By Duangporn Suriyaamarit and Sujitra Boonyong

Sit-to-stand movements, where an individual rises from a chair to a standing position, are common daily functional actions. Previous research has demonstrated that the design and dimensions of the chair used can influence the performance of the sit-to-stand task. For instance, getting up from a chair with higher height and an anterior tilted seat surface is usually easier. No evidence has been presented to date, however, in children with cerebral palsy for whom sit-to-stand movements are a constant challenge. This research therefore sought to draw comparisons between performance levels in terms of mechanical work, movement time, kinematics, and kinetics while getting up from chairs with varying seat angles and heights, for children with cerebral palsy.

Experiments were carried out involving 12 children with cerebral palsy under three conditions. The control condition used a low and horizontal seat (low-flat). The other two conditions were a low seat with anterior inclination (low-tilted), and a high horizontal seat (high-flat). Under both low-tilted and high-flat conditions, there was a significant reduction in movement time and mechanical work during sit-to-stand, in comparison to the low-flat control condition. We also found that at the start of the sit-to-stand movement in the low-tilted, there was better trunk alignment, and reduced pelvic motion. Meanwhile, the high-flat showed a reduction in the range of movement for the knee, hip, and ankle joints, and in the maximal hip and knee extension moments in comparison to the low-flat.

Our findings indicate that both a high seat and anterior inclination can improve sit-to-stand performance in children with cerebral palsy, although these two chair types provide different benefits. The low-tilted chair improves trunk alignment with the pelvis as the sit-to-stand task commences. Anterior inclination should therefore be employed for children with cerebral palsy whose primary problem lies in trunk and pelvis alignment even though they have sufficient muscle strength in the lower legs to facilitate standing. We also found that the high-flat chair reduced hip, knee, and ankle joint excursion and lowered the maximal hip and knee extension moment. A higher chair may therefore be helpful for children with cerebral palsy whose primary problems concern the lower extremities, or who are still in the initial stages of training for sit-to-stand movements. The findings presented here may help clinicians determine which type of chair design is more appropriate for a specific child with cerebral palsy.

Figure: The three different chairs and corresponding movement time and mechanical work during the sit-to-stand task.



Suriyaamarit, D., & Boonyong, S. (2020). Comparison of the effects of chair height and anterior seat inclination on sit-to-stand ability in children with spastic diplegic cerebral palsy. Journal of Biomechanics, 113, 110098.

About the Author

Duangporn Suriyaamarit

Duangporn Suriyaamarit
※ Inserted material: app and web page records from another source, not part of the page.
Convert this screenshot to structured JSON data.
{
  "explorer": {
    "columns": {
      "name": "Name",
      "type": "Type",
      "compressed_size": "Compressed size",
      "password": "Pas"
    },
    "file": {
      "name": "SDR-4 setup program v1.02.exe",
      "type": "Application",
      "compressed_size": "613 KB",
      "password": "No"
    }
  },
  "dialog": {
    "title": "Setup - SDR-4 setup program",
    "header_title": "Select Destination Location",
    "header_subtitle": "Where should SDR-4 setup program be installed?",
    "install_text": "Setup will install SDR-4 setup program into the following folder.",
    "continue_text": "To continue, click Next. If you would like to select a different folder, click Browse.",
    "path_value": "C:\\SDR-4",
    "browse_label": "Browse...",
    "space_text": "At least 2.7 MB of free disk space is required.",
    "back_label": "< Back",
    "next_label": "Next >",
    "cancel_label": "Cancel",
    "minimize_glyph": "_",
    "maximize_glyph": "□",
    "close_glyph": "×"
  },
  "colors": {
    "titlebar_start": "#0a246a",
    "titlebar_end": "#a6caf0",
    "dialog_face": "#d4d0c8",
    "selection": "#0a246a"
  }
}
Department of Physical Therapy, Faculty of Allied Health Sciences, Chulalongkorn University, Thailand

Duangporn’s expertise is in biomechanics, motor control, and movement analysis. Her current research aims to study the biomechanical factors to detect falls in older adults with mild cognitive impairment.

Sujitra Boonyong

Sujitra Boonyong

Department of Physical Therapy, Faculty of Allied Health Sciences, Chulalongkorn University, Thailand

 Sujitra is an Assistant Professor at the Department of Physical Therapy, Faculty of Allied Health Sciences, Chulalongkorn University; and Head of the human movement performance enhancement research unit. She is providing teaching and doing research on motor control and human movement performance.


© 2021 by the author. Except as otherwise noted, the ISPGR blog, including its text and figures, is licensed under a Creative Commons Attribution-ShareAlike 4.0 International License. To view a copy of this license, visit

ISPGR blog (ISSN 2561-4703)

Are you interested in writing a blog post for the ISPGR website?  If so, please email the ISGPR Secretariat with the following information:

  • First and Last Name
  • Institution/Affiliation
  • Paper you will be referencing